Because we do The Daily 5 & CAFE in my classroom, we spend a lot of time at the beginning of the year talking about how to choose good-fit books. The Sisters use the acronym I PICK. Here is the poster I made that hangs near my bookshelf.
The reason for the shoes is because I do a demonstration about how some shoes are not a good fit for me. I bring in my husband's work boots, my son's shoes, dress shoes, flip flops, etc. I talk about how some are too big (too hard), too small (too easy), and some are just not right for the situation (i.e., flip flops to go running = a book you just don't like at the moment).
My students have total control over what books they are choosing to read in my classroom. The only requirement is that the book be in their AR range, because (much to my dismay) we still have AR in my district.
Donalyn Miller writes about her requirement that students read 40 books a year. At first I thought that sounded like a lot of books for fourth graders, but after looking at my class' AR results from last school year, I see many of my students read over 40 books. Granted, many of those books were picture books because our school librarian had them read picture books to get started on AR and they couldn't get out of that habit. I am not allowing that to happen this year. There is a definite time and place for picture books, but I don't want my fourth graders reading them all the time.
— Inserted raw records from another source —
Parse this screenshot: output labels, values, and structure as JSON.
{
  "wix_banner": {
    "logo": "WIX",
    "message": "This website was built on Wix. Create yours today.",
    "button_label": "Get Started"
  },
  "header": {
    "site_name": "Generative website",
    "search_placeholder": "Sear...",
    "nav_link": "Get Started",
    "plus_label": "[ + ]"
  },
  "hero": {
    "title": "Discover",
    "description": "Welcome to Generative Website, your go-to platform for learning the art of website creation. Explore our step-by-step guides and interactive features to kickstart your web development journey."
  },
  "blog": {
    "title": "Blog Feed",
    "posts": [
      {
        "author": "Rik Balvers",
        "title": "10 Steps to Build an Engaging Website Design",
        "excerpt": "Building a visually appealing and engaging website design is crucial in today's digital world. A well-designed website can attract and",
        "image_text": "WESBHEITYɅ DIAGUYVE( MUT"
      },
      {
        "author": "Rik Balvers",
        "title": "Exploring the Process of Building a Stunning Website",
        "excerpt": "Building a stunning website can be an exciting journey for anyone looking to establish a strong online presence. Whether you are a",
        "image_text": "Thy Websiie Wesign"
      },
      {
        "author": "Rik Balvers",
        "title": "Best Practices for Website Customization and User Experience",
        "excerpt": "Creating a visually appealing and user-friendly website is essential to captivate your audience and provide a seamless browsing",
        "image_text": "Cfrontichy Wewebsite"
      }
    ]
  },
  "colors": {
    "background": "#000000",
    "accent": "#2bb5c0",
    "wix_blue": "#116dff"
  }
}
I also like Miller's solution that books over 350 pages count as two books. I might lower that for my fourth graders. Maybe books over 250 pages?
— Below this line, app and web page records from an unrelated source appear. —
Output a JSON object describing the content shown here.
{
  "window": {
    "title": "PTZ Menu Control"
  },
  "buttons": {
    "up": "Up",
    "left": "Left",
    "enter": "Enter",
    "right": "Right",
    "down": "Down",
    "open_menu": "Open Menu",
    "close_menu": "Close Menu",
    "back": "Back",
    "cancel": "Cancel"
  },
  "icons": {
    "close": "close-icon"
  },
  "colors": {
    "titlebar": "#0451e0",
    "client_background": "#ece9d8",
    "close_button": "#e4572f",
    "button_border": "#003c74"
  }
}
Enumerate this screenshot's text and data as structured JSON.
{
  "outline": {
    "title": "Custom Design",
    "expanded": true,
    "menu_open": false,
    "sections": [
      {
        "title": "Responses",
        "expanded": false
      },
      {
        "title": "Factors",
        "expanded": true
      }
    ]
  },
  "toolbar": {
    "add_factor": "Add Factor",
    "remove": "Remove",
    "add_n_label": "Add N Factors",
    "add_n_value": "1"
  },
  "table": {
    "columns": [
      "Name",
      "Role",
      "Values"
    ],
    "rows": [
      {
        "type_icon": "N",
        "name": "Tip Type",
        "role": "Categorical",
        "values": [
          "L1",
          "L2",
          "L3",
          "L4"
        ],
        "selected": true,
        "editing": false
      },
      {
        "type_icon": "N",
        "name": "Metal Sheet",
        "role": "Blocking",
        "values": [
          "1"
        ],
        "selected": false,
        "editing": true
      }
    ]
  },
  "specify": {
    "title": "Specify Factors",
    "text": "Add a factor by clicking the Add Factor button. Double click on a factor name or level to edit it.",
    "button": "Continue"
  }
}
Miller has a genre requirement for her 40 books, and I think I would alter mine a little bit. Just off the top of my head, my genre requirement might look like this:
Realistic Fiction - 5
Historical Fiction - 2
Fantasy - 5
Science Fiction - 2
Mystery - 4
Informational - 5
Biography, Autobiography, Memoir - 5
Poetry Anthologies - 2
Chapter Book Choice - 10
The students that I work with crave structure. Many times, it is necessary for their success. If I were to take this genre requirement a step further and split them into 9 weeks (i.e., 1st 9 weeks-R.F. 2, Fantasy., 2, etc.) is that taking away student choice? Maybe I'll just be able to monitor my students' progress toward their genre goals through conferences and not have to worry about it. I can definitely see this being a learning process for both myself and my students.
I am so very much enjoying reading this book! I actually feel very validated knowing that what I've been doing is the best for my students. I'm very excited to discuss reader's notebooks in the coming week!